The merger was a last gasp move, IQ had no other offer. The original IQ investors demanded more for their shares than originally offered, and long term Vicon shareholders wanted that special dividend. Hindsight is 20/20, but buying Vicon just to grab the 55 cent dividend, and then selling out, was the best play.
What you will see now is a bunch of IQ shareholders cutting their losses. The only thing which can stop the fall is if the sellers dry up. Anybody buying for the future is throwing away cash, as Vicon is fighting for its life.
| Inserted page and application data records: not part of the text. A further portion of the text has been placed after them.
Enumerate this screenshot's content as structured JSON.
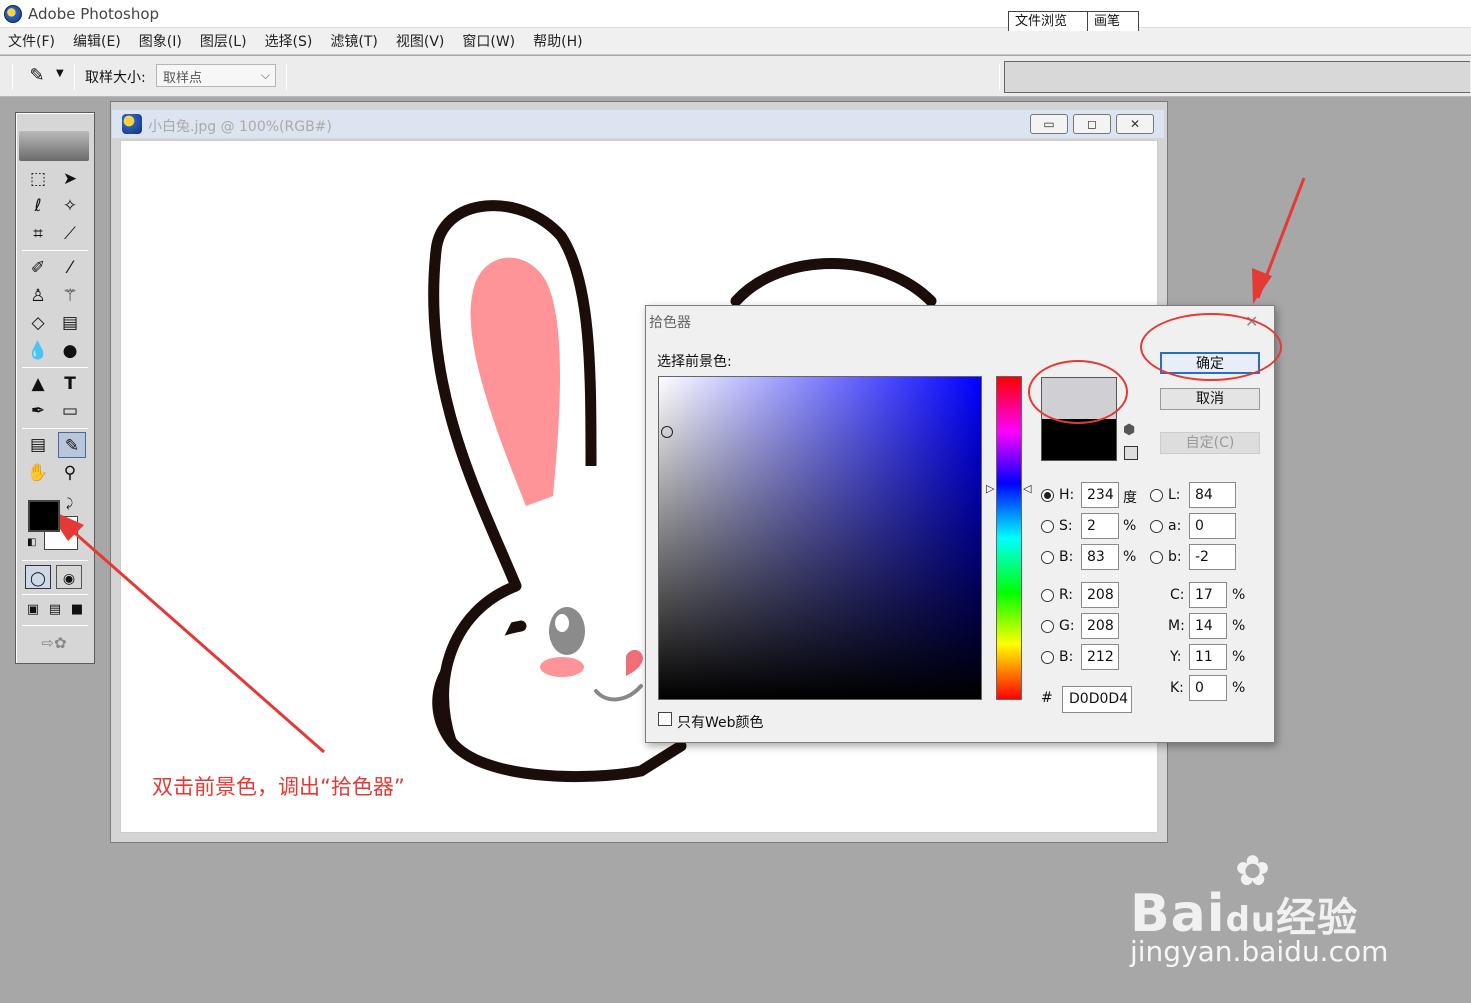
{
  "app": {
    "title": "Adobe Photoshop"
  },
  "menu": [
    "文件(F)",
    "编辑(E)",
    "图象(I)",
    "图层(L)",
    "选择(S)",
    "滤镜(T)",
    "视图(V)",
    "窗口(W)",
    "帮助(H)"
  ],
  "options": {
    "sample_label": "取样大小:",
    "sample_value": "取样点"
  },
  "palette_well": {
    "tabs": [
      "文件浏览",
      "画笔"
    ]
  },
  "document": {
    "title": "小白兔.jpg @ 100%(RGB#)"
  },
  "picker": {
    "title": "拾色器",
    "select_label": "选择前景色:",
    "buttons": {
      "ok": "确定",
      "cancel": "取消",
      "custom": "自定(C)"
    },
    "fields": {
      "H": {
        "label": "H:",
        "value": "234",
        "unit": "度"
      },
      "S": {
        "label": "S:",
        "value": "2",
        "unit": "%"
      },
      "B": {
        "label": "B:",
        "value": "83",
        "unit": "%"
      },
      "R": {
        "label": "R:",
        "value": "208"
      },
      "G": {
        "label": "G:",
        "value": "208"
      },
      "Bl": {
        "label": "B:",
        "value": "212"
      },
      "L": {
        "label": "L:",
        "value": "84"
      },
      "a": {
        "label": "a:",
        "value": "0"
      },
      "b": {
        "label": "b:",
        "value": "-2"
      },
      "C": {
        "label": "C:",
        "value": "17",
        "unit": "%"
      },
      "M": {
        "label": "M:",
        "value": "14",
        "unit": "%"
      },
      "Y": {
        "label": "Y:",
        "value": "11",
        "unit": "%"
      },
      "K": {
        "label": "K:",
        "value": "0",
        "unit": "%"
      }
    },
    "hex_label": "#",
    "hex": "D0D0D4",
    "web_only_label": "只有Web颜色",
    "new_color": "#d0d0d4",
    "old_color": "#000000"
  },
  "annotation": "双击前景色，调出“拾色器”",
  "watermark": {
    "brand": "Bai",
    "brand_tail": "du",
    "brand_cn": "经验",
    "url": "jingyan.baidu.com"
  },
  "colors": {
    "accent_red": "#e53935",
    "ok_border": "#2a6dc6"
  }
}
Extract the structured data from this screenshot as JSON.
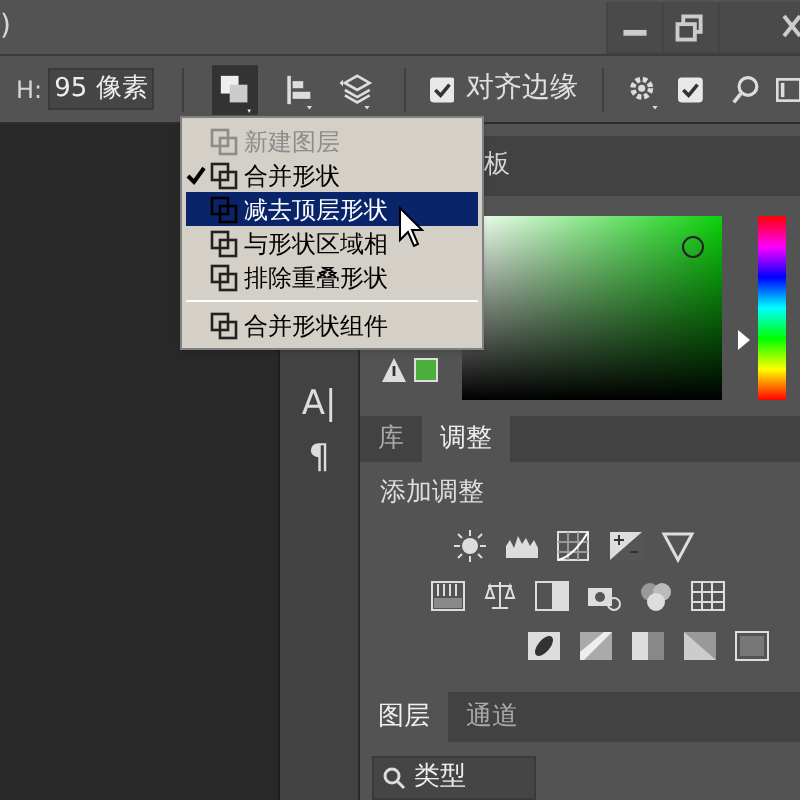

They can't increase the dividend, they do not have the cash to do it. TNK is moving the majority of their fleet into the spot market, but the demand for ships is on the decline as the price of Brent plunges. A month ago people were wondering if Brent might possibly go below $100. Then $98 was a critical support. Now it's falling below $90, which is stunning. Even the contango plays got stung. Good for the gas pump, but the world economies are retracting. Look at TNK's history, and what happened the last time crude plunged. Bear in mind TNK was collecting revenue on previously negotiated fixed charters.
This sector is sick, all shippers are suffering. The longs refuse to admit it, but TNK has a huge debt problem looming, and the longer rates and crude demand stays low, them more at risk TNK becomes.
Next earning report will look so ugly, the headline number will disappoint due to a large amount of the fleet being in drydock - that was never modeled in prior.